## [PROBLEM]
Reproduce the whole listing, keeping each word unchanged.

(INFORMATION GIVEN begins)

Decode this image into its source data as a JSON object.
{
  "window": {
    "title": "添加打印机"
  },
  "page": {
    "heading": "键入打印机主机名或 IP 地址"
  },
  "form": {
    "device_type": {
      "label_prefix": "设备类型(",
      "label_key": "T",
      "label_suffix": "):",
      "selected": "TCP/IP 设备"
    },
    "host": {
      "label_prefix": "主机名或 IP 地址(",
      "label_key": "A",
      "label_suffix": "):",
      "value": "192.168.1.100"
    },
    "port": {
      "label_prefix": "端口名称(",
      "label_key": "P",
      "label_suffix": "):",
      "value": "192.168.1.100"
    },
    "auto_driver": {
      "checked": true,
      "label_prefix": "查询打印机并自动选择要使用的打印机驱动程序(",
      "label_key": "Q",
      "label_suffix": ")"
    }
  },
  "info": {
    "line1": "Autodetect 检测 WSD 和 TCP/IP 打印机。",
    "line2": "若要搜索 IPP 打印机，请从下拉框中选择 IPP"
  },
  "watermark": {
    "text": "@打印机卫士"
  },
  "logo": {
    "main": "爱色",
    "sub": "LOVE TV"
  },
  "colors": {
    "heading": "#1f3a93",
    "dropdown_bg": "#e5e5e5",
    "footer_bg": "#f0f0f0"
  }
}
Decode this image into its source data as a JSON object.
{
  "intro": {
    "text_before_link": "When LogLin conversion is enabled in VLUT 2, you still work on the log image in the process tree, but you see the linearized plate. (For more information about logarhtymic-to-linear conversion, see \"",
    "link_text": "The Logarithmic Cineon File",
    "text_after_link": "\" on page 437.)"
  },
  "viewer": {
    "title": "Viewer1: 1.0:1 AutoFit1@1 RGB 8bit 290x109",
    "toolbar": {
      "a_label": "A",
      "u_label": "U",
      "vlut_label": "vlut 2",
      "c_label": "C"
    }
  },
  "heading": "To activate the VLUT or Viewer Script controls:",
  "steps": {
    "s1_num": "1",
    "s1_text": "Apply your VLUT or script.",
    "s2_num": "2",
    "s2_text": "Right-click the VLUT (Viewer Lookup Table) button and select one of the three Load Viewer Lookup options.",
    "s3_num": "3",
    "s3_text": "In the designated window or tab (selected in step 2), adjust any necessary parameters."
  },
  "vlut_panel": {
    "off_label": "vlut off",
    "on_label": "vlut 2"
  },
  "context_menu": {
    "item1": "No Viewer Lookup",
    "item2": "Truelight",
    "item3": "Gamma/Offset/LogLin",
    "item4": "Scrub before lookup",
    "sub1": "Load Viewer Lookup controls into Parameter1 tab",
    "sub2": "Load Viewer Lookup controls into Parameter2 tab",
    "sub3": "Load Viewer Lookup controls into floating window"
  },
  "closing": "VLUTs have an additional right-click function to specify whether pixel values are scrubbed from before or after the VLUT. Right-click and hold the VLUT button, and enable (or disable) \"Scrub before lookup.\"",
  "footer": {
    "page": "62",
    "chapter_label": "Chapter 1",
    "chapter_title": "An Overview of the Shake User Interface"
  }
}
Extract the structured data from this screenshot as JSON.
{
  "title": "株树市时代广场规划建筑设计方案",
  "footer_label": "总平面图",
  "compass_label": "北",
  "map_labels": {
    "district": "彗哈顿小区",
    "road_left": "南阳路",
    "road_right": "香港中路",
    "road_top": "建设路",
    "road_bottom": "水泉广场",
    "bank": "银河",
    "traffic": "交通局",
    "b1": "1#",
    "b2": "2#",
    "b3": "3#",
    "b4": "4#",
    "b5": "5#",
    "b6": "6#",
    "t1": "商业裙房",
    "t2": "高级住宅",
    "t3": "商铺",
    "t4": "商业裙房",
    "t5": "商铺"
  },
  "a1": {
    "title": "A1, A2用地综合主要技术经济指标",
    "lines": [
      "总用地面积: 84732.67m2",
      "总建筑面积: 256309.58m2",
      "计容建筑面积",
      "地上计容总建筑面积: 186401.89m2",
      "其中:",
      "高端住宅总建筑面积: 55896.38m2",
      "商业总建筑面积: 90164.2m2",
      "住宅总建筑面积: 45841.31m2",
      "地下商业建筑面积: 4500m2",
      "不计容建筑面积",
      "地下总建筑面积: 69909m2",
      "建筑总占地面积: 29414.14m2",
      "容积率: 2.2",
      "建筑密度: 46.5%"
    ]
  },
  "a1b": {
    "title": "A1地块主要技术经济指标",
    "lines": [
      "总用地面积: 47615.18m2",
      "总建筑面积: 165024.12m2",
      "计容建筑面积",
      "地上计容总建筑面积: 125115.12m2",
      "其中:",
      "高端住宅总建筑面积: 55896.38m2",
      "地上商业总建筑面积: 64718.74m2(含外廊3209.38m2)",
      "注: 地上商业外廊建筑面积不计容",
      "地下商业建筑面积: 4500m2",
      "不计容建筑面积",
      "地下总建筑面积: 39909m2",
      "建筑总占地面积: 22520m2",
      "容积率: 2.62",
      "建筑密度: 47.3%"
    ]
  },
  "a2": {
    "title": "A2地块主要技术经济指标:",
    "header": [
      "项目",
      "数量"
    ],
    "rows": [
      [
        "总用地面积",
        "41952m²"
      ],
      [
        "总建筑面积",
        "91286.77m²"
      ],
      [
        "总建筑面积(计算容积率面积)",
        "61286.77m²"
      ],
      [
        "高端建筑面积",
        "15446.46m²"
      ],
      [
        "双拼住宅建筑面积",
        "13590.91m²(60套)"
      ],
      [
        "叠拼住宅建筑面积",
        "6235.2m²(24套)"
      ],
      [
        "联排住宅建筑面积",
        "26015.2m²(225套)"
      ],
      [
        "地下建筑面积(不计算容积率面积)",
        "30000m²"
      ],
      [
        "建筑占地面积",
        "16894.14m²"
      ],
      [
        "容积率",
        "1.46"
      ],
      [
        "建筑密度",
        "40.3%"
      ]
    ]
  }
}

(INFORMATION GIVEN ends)

## [TASK RESULT]
Decode this image into its source data as a JSON object.
{
  "window": {
    "title": "添加打印机"
  },
  "page": {
    "heading": "键入打印机主机名或 IP 地址"
  },
  "form": {
    "device_type": {
      "label_prefix": "设备类型(",
      "label_key": "T",
      "label_suffix": "):",
      "selected": "TCP/IP 设备"
    },
    "host": {
      "label_prefix": "主机名或 IP 地址(",
      "label_key": "A",
      "label_suffix": "):",
      "value": "192.168.1.100"
    },
    "port": {
      "label_prefix": "端口名称(",
      "label_key": "P",
      "label_suffix": "):",
      "value": "192.168.1.100"
    },
    "auto_driver": {
      "checked": true,
      "label_prefix": "查询打印机并自动选择要使用的打印机驱动程序(",
      "label_key": "Q",
      "label_suffix": ")"
    }
  },
  "info": {
    "line1": "Autodetect 检测 WSD 和 TCP/IP 打印机。",
    "line2": "若要搜索 IPP 打印机，请从下拉框中选择 IPP"
  },
  "watermark": {
    "text": "@打印机卫士"
  },
  "logo": {
    "main": "爱色",
    "sub": "LOVE TV"
  },
  "colors": {
    "heading": "#1f3a93",
    "dropdown_bg": "#e5e5e5",
    "footer_bg": "#f0f0f0"
  }
}
Decode this image into its source data as a JSON object.
{
  "intro": {
    "text_before_link": "When LogLin conversion is enabled in VLUT 2, you still work on the log image in the process tree, but you see the linearized plate. (For more information about logarhtymic-to-linear conversion, see \"",
    "link_text": "The Logarithmic Cineon File",
    "text_after_link": "\" on page 437.)"
  },
  "viewer": {
    "title": "Viewer1: 1.0:1 AutoFit1@1 RGB 8bit 290x109",
    "toolbar": {
      "a_label": "A",
      "u_label": "U",
      "vlut_label": "vlut 2",
      "c_label": "C"
    }
  },
  "heading": "To activate the VLUT or Viewer Script controls:",
  "steps": {
    "s1_num": "1",
    "s1_text": "Apply your VLUT or script.",
    "s2_num": "2",
    "s2_text": "Right-click the VLUT (Viewer Lookup Table) button and select one of the three Load Viewer Lookup options.",
    "s3_num": "3",
    "s3_text": "In the designated window or tab (selected in step 2), adjust any necessary parameters."
  },
  "vlut_panel": {
    "off_label": "vlut off",
    "on_label": "vlut 2"
  },
  "context_menu": {
    "item1": "No Viewer Lookup",
    "item2": "Truelight",
    "item3": "Gamma/Offset/LogLin",
    "item4": "Scrub before lookup",
    "sub1": "Load Viewer Lookup controls into Parameter1 tab",
    "sub2": "Load Viewer Lookup controls into Parameter2 tab",
    "sub3": "Load Viewer Lookup controls into floating window"
  },
  "closing": "VLUTs have an additional right-click function to specify whether pixel values are scrubbed from before or after the VLUT. Right-click and hold the VLUT button, and enable (or disable) \"Scrub before lookup.\"",
  "footer": {
    "page": "62",
    "chapter_label": "Chapter 1",
    "chapter_title": "An Overview of the Shake User Interface"
  }
}
Extract the structured data from this screenshot as JSON.
{
  "title": "株树市时代广场规划建筑设计方案",
  "footer_label": "总平面图",
  "compass_label": "北",
  "map_labels": {
    "district": "彗哈顿小区",
    "road_left": "南阳路",
    "road_right": "香港中路",
    "road_top": "建设路",
    "road_bottom": "水泉广场",
    "bank": "银河",
    "traffic": "交通局",
    "b1": "1#",
    "b2": "2#",
    "b3": "3#",
    "b4": "4#",
    "b5": "5#",
    "b6": "6#",
    "t1": "商业裙房",
    "t2": "高级住宅",
    "t3": "商铺",
    "t4": "商业裙房",
    "t5": "商铺"
  },
  "a1": {
    "title": "A1, A2用地综合主要技术经济指标",
    "lines": [
      "总用地面积: 84732.67m2",
      "总建筑面积: 256309.58m2",
      "计容建筑面积",
      "地上计容总建筑面积: 186401.89m2",
      "其中:",
      "高端住宅总建筑面积: 55896.38m2",
      "商业总建筑面积: 90164.2m2",
      "住宅总建筑面积: 45841.31m2",
      "地下商业建筑面积: 4500m2",
      "不计容建筑面积",
      "地下总建筑面积: 69909m2",
      "建筑总占地面积: 29414.14m2",
      "容积率: 2.2",
      "建筑密度: 46.5%"
    ]
  },
  "a1b": {
    "title": "A1地块主要技术经济指标",
    "lines": [
      "总用地面积: 47615.18m2",
      "总建筑面积: 165024.12m2",
      "计容建筑面积",
      "地上计容总建筑面积: 125115.12m2",
      "其中:",
      "高端住宅总建筑面积: 55896.38m2",
      "地上商业总建筑面积: 64718.74m2(含外廊3209.38m2)",
      "注: 地上商业外廊建筑面积不计容",
      "地下商业建筑面积: 4500m2",
      "不计容建筑面积",
      "地下总建筑面积: 39909m2",
      "建筑总占地面积: 22520m2",
      "容积率: 2.62",
      "建筑密度: 47.3%"
    ]
  },
  "a2": {
    "title": "A2地块主要技术经济指标:",
    "header": [
      "项目",
      "数量"
    ],
    "rows": [
      [
        "总用地面积",
        "41952m²"
      ],
      [
        "总建筑面积",
        "91286.77m²"
      ],
      [
        "总建筑面积(计算容积率面积)",
        "61286.77m²"
      ],
      [
        "高端建筑面积",
        "15446.46m²"
      ],
      [
        "双拼住宅建筑面积",
        "13590.91m²(60套)"
      ],
      [
        "叠拼住宅建筑面积",
        "6235.2m²(24套)"
      ],
      [
        "联排住宅建筑面积",
        "26015.2m²(225套)"
      ],
      [
        "地下建筑面积(不计算容积率面积)",
        "30000m²"
      ],
      [
        "建筑占地面积",
        "16894.14m²"
      ],
      [
        "容积率",
        "1.46"
      ],
      [
        "建筑密度",
        "40.3%"
      ]
    ]
  }
}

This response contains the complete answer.